Objective: The purpose of this study was to examine whether the increased risk for developing a psychotic disorder among immigrants is related to their age at the time of migration.
Method: In a 7-year first-contact incidence study, immigrants to the Netherlands and Dutch citizens, ages 15-54 years, who made a first contact with a physician for a suspected psychotic disorder were identified. Diagnostic interviews were administered, and DSM-IV diagnoses were determined by consensus between two psychiatrists. A comprehensive municipal registration system provided the denominator, including information on ethnicity and age at the time of migration.
Results: Lower age at the time of migration was associated with a higher incidence of psychotic disorders among immigrants.
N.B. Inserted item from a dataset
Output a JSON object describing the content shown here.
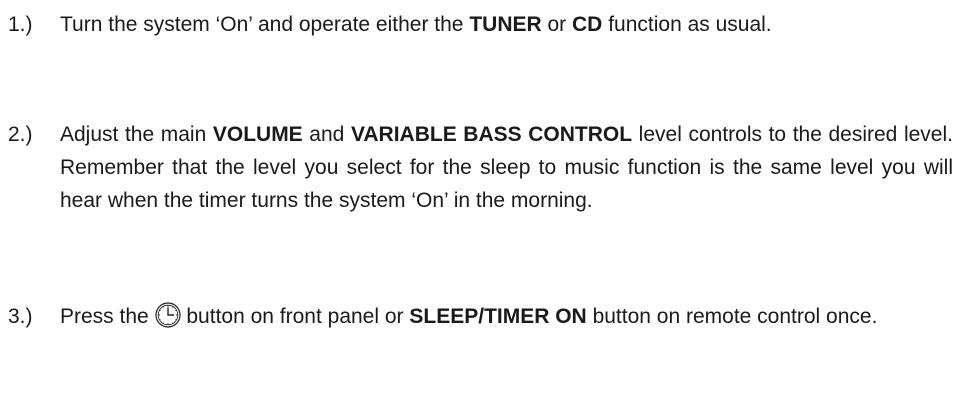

People who migrated between the ages of 0 and 4 years had the most elevated risk for psychotic disorders compared with the risk among Dutch citizens (age- and sex-adjusted incidence rate ratio=2.96, 95% confidence interval [CI]=2.10-4.17), and the risk gradually decreased with older age at migration (adjusted incidence rate ratio for migration at 5-9 years, 10-14 years, and >29 years, respectively: 2.31 [CI=1.61-3.29], 1.51 [CI=1.02-2.25], and 1.00 [CI=0.58-1.72]).
Conclusions: The adverse influence of migration on the risk for psychotic disorders is most prominent in early life, suggesting that this is an important period in the etiology of the illness.